Paul Flores, who was also a student of Cal Poly had been the prime suspect for the murder of Smart because according to witnesses, Smart was last seen with him. But since Smart’s body has never been found and due to lack of evidence he never got arrested.
The case was reopened in 2019 after a witness named Jennifer Hudson gave a statement that she heard Flores bragging about killing Smart and burying her under his skate ramp back in the summer of 1996, months after Smart disappeared. Jennifer Hudson was one of Flores’ skating friends.
Experts investigated the scene behind Ruben Flores (Paul Flore’s Father) home after investigators got a search warrant for the premises in March 2021. Investigators found an area of disturbed soil behind the home, and testing of different sections of the soil yielded positive results for the presence of human blood.
Paul Flores, 45-year-old has been charged with Kristin Smart’s murder and Ruben Flores, 80 years old has been charged with being an accessory after the fact for allegedly helping keep Smart’s remains hidden all these years.
Previous witness testimony indicates that detectives with the San Luis Obispo Sheriff’s Department sent evidence to Seri Lab in 2019, 2020, 2021 and 2022, some of which they collected from Ruben Flores’ home in Arroyo Grande, at 710 White Ct.
The trial for Paul and Ruben Flores continued on 19 September 2022 with testimony from a forensic DNA analyst who confirmed the presence of human blood in soil samples from the Flores’ property. The hearing began with testimony from Angela Butler, a senior forensic DNA analyst and Laboratory Supervisor at Seri Lab assigned to the Kristin Smart case.
Butler testified that she received two soil samples from the Sheriff’s Office in March of 2021, one labelled “Upper Soil Sample” and another labelled “Deeper Soil Sample,” both presumably from Ruben Flores’ property.
Butler said she sorted through the samples to find pieces that look “unusual.” She described the “unusual” pieces to be fibres of various colors. Butler also explained that she performed a confirmatory test for blood on the soil sample.
The test she conducted was the HemDirect test which confirms the presence of hemoglobin in human, primate and ferrate blood. The test confirmed three positive results, two weak positive results and one negative result.
Butler then attempted to extract DNA from the two soil samples, but said that “there was no DNA present in any of the samples,”. She also said that she can’t explain the reason why there was no DNA in the sample.
Butler also received a piece of plywood for testing from the SLO Sheriff’s Department, which came from Mike McConville’s (Flore’s boyfriend) pickup truck. Butler said that she found a very small area in the plywood, less than the size of a dime, that “gave an indication for the presumptive test for blood” when she examined it.
Because she didn’t want to risk wasting the sample for the confirmatory blood test, Butler instead made the decision to swab it for DNA. The DNA results excluded Kristin Smart, Paul Flores and Ruben Flores from the sample, indicating that the DNA was not theirs. The DNA sample was found to be of McConville.

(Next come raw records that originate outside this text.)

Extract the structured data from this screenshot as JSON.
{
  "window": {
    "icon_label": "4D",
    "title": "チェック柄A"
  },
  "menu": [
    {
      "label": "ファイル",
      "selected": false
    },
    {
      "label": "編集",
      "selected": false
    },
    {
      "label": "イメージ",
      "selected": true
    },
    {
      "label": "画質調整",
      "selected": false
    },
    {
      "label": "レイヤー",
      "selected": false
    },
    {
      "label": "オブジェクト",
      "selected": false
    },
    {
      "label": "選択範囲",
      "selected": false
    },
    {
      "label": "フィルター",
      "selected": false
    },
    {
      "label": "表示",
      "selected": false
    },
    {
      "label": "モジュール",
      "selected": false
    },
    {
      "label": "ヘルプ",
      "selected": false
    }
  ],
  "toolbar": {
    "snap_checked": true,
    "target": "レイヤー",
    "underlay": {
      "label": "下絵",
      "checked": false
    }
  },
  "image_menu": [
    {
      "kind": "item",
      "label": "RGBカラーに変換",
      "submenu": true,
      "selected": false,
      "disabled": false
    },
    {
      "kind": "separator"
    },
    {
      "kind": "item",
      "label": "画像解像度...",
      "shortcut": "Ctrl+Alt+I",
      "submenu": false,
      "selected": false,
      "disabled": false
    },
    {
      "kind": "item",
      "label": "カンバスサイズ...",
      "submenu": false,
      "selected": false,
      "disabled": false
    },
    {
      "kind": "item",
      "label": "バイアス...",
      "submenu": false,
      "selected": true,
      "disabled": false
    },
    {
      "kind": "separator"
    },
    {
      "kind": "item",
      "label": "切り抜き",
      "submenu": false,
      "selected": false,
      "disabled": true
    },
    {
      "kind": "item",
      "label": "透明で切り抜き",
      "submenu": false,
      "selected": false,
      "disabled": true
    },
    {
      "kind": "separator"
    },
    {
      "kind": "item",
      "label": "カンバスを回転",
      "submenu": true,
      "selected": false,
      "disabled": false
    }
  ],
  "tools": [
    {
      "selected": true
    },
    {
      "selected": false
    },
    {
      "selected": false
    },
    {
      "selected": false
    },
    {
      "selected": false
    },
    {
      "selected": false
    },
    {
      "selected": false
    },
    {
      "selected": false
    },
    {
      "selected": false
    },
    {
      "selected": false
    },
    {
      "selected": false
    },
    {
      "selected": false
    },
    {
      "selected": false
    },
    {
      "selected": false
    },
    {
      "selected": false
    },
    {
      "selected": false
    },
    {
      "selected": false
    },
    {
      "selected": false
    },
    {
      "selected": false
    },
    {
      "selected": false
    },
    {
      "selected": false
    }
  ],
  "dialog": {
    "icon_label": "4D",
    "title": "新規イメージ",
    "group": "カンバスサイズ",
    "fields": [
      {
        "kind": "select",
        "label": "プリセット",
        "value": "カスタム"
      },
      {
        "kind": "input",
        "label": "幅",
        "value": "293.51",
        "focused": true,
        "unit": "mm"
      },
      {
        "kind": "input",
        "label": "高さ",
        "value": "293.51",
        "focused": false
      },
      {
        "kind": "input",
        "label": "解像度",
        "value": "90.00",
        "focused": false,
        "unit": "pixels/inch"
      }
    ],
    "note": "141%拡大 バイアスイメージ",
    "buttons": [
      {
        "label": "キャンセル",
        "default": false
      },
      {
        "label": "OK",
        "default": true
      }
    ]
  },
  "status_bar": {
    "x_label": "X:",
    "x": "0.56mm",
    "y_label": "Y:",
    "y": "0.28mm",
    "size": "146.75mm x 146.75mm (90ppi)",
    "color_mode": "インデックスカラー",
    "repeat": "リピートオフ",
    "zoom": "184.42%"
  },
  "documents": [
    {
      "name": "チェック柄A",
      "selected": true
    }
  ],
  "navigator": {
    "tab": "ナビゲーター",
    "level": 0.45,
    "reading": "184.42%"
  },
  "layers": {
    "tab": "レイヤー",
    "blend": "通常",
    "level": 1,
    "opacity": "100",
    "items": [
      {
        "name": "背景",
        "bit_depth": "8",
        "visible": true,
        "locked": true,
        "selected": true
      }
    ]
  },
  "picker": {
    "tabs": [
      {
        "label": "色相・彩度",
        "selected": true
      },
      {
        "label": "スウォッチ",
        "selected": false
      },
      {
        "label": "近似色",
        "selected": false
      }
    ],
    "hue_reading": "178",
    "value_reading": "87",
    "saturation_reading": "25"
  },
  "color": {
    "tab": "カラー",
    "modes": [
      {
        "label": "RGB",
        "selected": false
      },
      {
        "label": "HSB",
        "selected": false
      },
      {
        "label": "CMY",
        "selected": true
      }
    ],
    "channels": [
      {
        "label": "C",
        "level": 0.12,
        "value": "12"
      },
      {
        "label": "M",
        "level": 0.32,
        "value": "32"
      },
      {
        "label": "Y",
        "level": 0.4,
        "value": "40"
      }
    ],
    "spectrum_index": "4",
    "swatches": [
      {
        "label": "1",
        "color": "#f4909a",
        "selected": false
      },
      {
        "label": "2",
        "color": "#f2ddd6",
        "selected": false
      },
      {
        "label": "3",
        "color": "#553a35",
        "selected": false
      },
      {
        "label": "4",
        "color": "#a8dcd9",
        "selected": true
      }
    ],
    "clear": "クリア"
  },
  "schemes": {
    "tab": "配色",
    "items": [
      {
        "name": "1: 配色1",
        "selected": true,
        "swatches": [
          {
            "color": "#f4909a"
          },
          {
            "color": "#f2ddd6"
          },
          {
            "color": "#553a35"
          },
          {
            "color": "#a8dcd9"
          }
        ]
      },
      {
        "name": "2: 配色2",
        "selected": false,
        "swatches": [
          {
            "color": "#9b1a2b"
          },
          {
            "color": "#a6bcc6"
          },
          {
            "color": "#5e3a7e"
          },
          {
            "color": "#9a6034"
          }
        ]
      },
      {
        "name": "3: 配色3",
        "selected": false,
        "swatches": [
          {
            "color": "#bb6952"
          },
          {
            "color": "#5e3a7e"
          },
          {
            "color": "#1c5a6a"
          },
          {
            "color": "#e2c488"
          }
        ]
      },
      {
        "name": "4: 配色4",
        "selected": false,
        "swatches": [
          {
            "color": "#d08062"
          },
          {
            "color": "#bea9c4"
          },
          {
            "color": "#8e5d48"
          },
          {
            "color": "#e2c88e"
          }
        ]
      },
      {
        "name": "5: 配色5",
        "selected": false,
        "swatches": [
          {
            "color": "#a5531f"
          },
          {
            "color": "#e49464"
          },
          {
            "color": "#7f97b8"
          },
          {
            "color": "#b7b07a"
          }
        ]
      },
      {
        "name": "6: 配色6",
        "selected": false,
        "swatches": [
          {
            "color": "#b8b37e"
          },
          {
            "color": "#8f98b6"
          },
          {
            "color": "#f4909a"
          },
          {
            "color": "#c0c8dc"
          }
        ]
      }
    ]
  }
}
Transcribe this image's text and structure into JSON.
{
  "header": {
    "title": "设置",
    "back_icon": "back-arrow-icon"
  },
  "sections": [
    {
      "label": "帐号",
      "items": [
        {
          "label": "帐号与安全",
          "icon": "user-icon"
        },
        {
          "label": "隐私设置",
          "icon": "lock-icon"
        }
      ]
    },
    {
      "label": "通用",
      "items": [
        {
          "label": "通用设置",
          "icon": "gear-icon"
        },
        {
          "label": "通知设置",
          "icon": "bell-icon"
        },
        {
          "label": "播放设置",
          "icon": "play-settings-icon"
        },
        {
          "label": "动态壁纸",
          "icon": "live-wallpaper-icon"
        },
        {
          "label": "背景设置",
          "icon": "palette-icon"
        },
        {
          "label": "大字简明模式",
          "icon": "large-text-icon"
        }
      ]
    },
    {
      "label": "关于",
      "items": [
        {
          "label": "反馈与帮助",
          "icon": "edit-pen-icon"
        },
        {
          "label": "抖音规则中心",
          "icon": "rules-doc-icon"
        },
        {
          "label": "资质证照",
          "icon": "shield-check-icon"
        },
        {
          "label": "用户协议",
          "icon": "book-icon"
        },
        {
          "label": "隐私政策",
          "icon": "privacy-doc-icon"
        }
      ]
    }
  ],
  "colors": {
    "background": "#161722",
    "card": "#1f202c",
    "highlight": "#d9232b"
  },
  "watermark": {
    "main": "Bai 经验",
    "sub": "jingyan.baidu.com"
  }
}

The last piece of evidence that Butler testified was a canvas mattress pad, which presumably belonged to Paul Flores when he lived in Room 128 of Santa Lucia Hall in 1996. She spotted 9 areas of mattress for DNA samples.
She said that it was a very low-level, degraded sample and a mixture of DNA was found. She said that the DNA mixture was interpreted as originating from three contributors with at least one male, although Butler said there wasn’t one singular main, stronger contributor for the mixture.
She has been countered by Paul Flores’ attorney, Robert Sanger who objected to her many times but Judge Jennifer O’Keefe overruled the objections. Sanger questioned Butler regarding the balanced pH of blood, before testing. For which Butler answered that there is no document in literature and research that checking the pH levels of a sample is not a necessary step of testing for human blood.
Butler’s testimony was set to resume for further trials.